I’m in full-on, heads down, focused writing mode right now, completing our People Make Glasgow book. Someone sent me an email a couple of days ago asking about my approach to writing, and it occurred to me just how much I love to write, and that my approach to it was probably pretty simple – viz:
1. Write a lot (preferably every day)
3. Write some more
4. Enjoy writing
1. Write a lot
I don’t mean writing an email or a quick note or memo – I mean sitting down, very intentionally, in front of a blank page with the desire to craft some lines or sentences. I think it’s good to do this every day – so that it becomes completely habitual, and stops feeling like you are practising. Even though you actually are.
I think reading is the best way of really understanding good writing— by which I mean the writing that you like, enjoy, and therefore feel is good. Try to challenge yourself with your reading, and read widely and variously in the genres in which you consider yourself a writer. I read a lot of narrative non-fiction and poetry, and that’s what I write too.
3. Write some more
I’ve worked at a lot of different jobs, and, day to day, I wear many hats managing what goes on at KDD, but I still think that writing is the hardest job I’ve ever done. It’s hard because of the discipline and focus that it takes, because of the inevitable losses you sustain (you have to be willing to throw stuff away that isn’t working and repeatedly start over); because it takes a huge amount of time (and for me, energy) and because sometimes it simply isn’t all that easy to get right. The only way to get used to how hard writing is is to just stick at it, do a lot of it, and through a disciplined routine accustom yourself to managing the inevitable difficulties of the process.

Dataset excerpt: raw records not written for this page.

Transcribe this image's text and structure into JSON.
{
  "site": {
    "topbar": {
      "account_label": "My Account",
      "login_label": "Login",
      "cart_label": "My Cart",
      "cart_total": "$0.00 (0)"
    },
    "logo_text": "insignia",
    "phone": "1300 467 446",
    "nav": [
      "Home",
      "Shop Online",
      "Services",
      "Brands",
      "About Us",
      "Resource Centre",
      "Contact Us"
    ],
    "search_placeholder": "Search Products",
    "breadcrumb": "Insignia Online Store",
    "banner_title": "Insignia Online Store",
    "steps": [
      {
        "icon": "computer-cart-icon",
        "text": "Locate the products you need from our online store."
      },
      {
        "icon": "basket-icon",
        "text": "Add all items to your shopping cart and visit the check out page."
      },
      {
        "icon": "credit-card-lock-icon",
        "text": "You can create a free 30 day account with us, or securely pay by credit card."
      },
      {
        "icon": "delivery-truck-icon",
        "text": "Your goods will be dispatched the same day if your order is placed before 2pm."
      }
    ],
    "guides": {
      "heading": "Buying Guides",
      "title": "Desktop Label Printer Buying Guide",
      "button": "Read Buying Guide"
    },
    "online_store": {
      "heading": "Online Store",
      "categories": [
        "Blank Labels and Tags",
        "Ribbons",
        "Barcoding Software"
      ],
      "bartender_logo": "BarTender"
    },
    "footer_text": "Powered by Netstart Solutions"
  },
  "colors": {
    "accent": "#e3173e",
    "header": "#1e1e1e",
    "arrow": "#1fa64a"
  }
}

4. Enjoy writing
Writing may be the hardest thing I do, but it is honestly the most rewarding. I truly love to write. I love sitting down at my desk, knowing that today’s a writing day, and I love the flow and focus of the process. I also really enjoy the small pleasures of crafting a neatly constructed sentence, producing a paragraph that I feel captures what I’ve been trying to say, going for a walk to wrestle with an idea (walking definitely plays an integral role in my writing process) and then finally getting down what I mean in words. I’m sure I’m not great to be around when I’m in writing mode, and I’m also sure Tom and Mel would be happy to confirm that. I don’t hear what’s being said to me, I don’t answer the phone, all my routine admin falls away, and I become much less efficient and communicative in other areas of my life and work (I’m in writing mode now, so many apologies if you are currently waiting for an email or call, I promise I’ll set aside some time toward the end of the week and get back to you). I’m fortunate to live and work with people who understand how these things get, and most especially to be positioned in this role that, from time to time, allows me the freedom and space to squirrel myself away and focus on making words and sentences. When I worked in academia, my desire to write far outweighed the time I was actually able to dedicate to my writing. In so many different ways, I’m much better suited, much better placed, in my current role than the one I held ten years ago.
I do think its probably easier to write if you actually enjoy writing, but that said, I know a few people (all academics) who insist that they really don’t like the process at all and are still incredible writers, crafting the most beautifully balanced dialectical prose. I suppose I feel that if you look forward to doing something, if you truly love doing it, and really want to do it well, you are probably much more likely to do more of it, and find it less of a chore.
Do you feel it’s necessary to really enjoy something to be able to get better at it and just get it done? I’m sure you have thoughts – I’d love to hear them!